Additionally, in the Netherlands protestors have been fighting against a late November festival character Zwarte Piet. This caricature wears a black curly wig, with big red lips and golden earrings. Zwarte Piet is supposedly black because he has spent a lot of time in a chimney - but this still doesn't explain the need for the character to have big red lips.
Following her tweet, Sharron's words were accused of racism. She responded with the commonly used excuse, by white people that they can't be racist due to their black associations.
“With mixed-race kids and loads of wonderful friends from all over the world don’t think I can be accused of racism.”
“I’m not reducing anyone else’s struggled just saying promoting ridiculous stereotypes is dangerous, as is racism.”
The stereotypes used in drag is not as harmful as blackface since it involves different power dynamics. Blackface is often performed by white people who are socially and culturally in a position of power, while drag is often performed by a group already marginalised in society.

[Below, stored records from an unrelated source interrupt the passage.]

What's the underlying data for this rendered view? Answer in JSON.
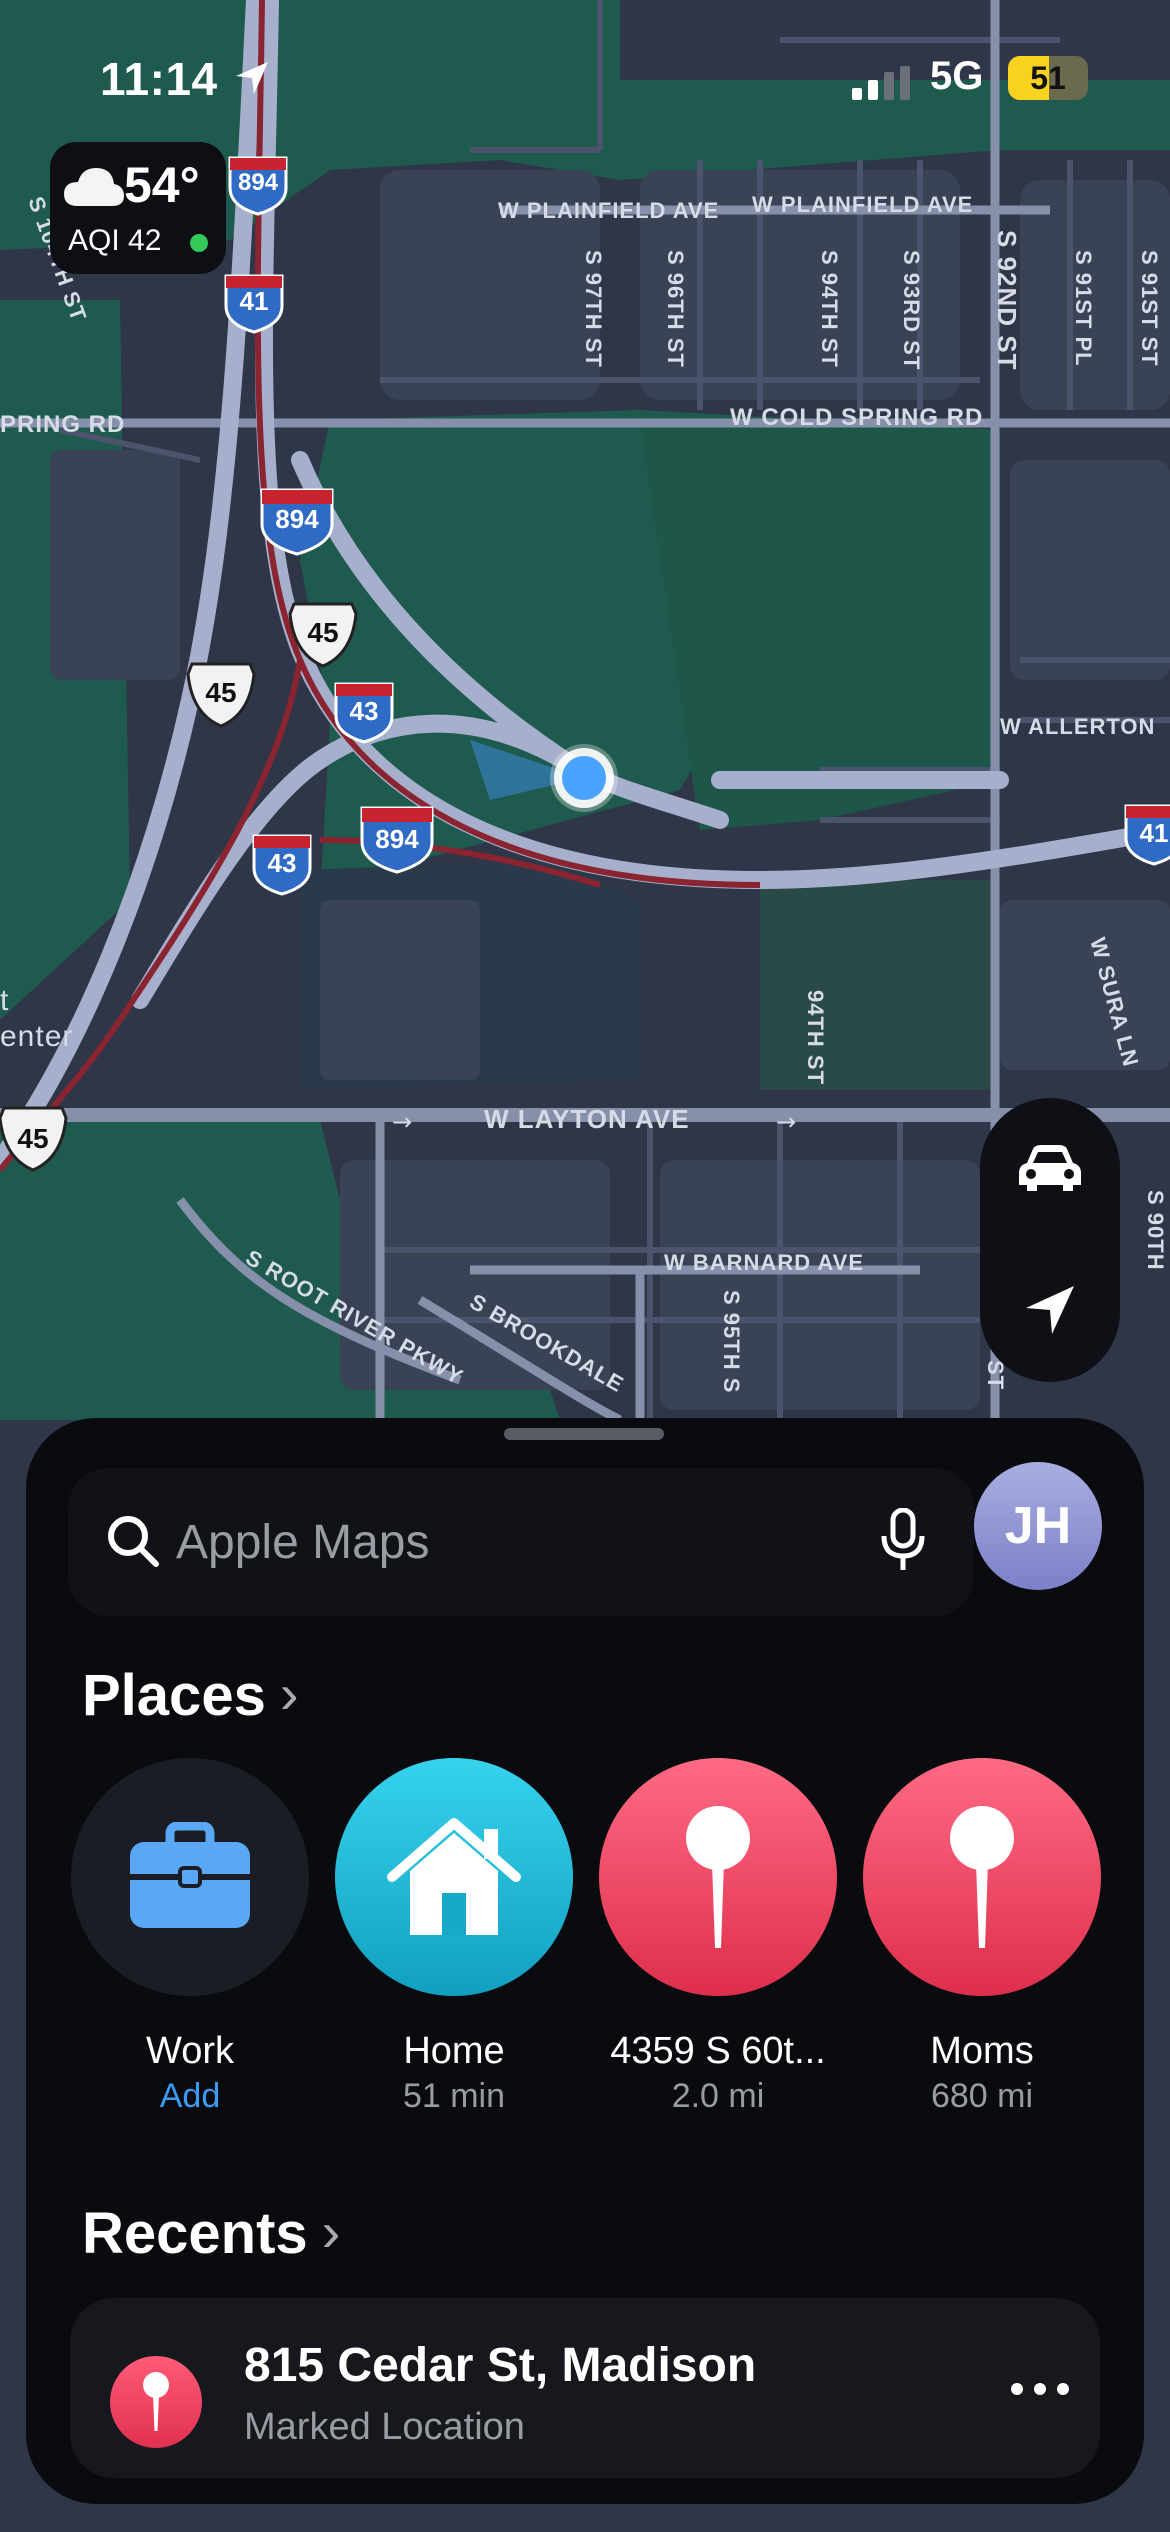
{
  "status_bar": {
    "time": "11:14",
    "network": "5G",
    "battery": "51",
    "battery_level": 0.51
  },
  "weather": {
    "temperature": "54°",
    "aqi": "AQI 42"
  },
  "map": {
    "street_labels": {
      "w_plainfield_1": "W PLAINFIELD AVE",
      "w_plainfield_2": "W PLAINFIELD AVE",
      "w_cold_spring": "W COLD SPRING RD",
      "spring_rd": "PRING RD",
      "w_layton": "W LAYTON AVE",
      "w_barnard": "W BARNARD AVE",
      "w_allerton": "W ALLERTON",
      "w_sura_ln": "W SURA LN",
      "s_root_river": "S ROOT RIVER PKWY",
      "s_brookdale": "S BROOKDALE",
      "s_97th": "S 97TH ST",
      "s_96th": "S 96TH ST",
      "s_94th": "S 94TH ST",
      "s_93rd": "S 93RD ST",
      "s_92nd": "S 92ND ST",
      "s_91st_pl": "S 91ST PL",
      "s_91st": "S 91ST ST",
      "s_94th_lower": "94TH ST",
      "s_95th": "S 95TH S",
      "s_104th": "S 104TH ST",
      "st_fragment": "ST",
      "s_90th": "S 90TH",
      "poi_t": "t",
      "poi_center": "enter"
    },
    "shields": {
      "i894_top": "894",
      "i41_top": "41",
      "i894_mid": "894",
      "us45_a": "45",
      "us45_b": "45",
      "i43_top": "43",
      "i894_low": "894",
      "i43_low": "43",
      "i41_right": "41",
      "us45_left": "45"
    }
  },
  "search": {
    "placeholder": "Apple Maps"
  },
  "profile": {
    "initials": "JH"
  },
  "places": {
    "title": "Places",
    "items": [
      {
        "name": "Work",
        "sub": "Add",
        "icon": "briefcase-icon"
      },
      {
        "name": "Home",
        "sub": "51 min",
        "icon": "house-icon"
      },
      {
        "name": "4359 S 60t...",
        "sub": "2.0 mi",
        "icon": "pin-icon"
      },
      {
        "name": "Moms",
        "sub": "680 mi",
        "icon": "pin-icon"
      }
    ]
  },
  "recents": {
    "title": "Recents",
    "items": [
      {
        "title": "815 Cedar St, Madison",
        "subtitle": "Marked Location",
        "icon": "pin-icon"
      }
    ]
  },
  "colors": {
    "map_background": "#2f3648",
    "park_green": "#1f5a4e",
    "road": "#9aa4c2",
    "interstate": "#8a2430",
    "location_dot": "#4aa3ff",
    "link_blue": "#3a9bf4",
    "home_teal": "#1fb7d6",
    "pin_red": "#e63b5a",
    "battery_yellow": "#f7d21e"
  }
}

Drag culture is only recently more appreciated and recognised in mainstream culture with more acceptance towards the LGBTQ community.
Drag culture may include harmful stereotypes about women through its focus on unrealistic feminine beauty standards -a cinched waist and large breast - or through acting out stereotypes of women as catty and slutty. However, the stereotypes shown in drag do not have the same influence over culture as the stereotypes created by white racist people in power.
Sharron's comments may not be racist but insensitive to black people and an inaccurate depiction of all Drag Queens.
The winner of Drag Race UK, The Vivienne said: “I have never pretended to be a woman, I do however love dressing In beautiful gowns, lovely hair and make-up.”
Lorraine Kelly TV presenter also added Drag “empowers people who often feel like outsiders,” saying “it can literally save lives. And it’s such a lot of FUN!”
Although Sharron's tweets address issues of gender stereotypes within drag culture, her words should have been more carefully worded to avoid diminishing the severity of racism.News Now - Sport News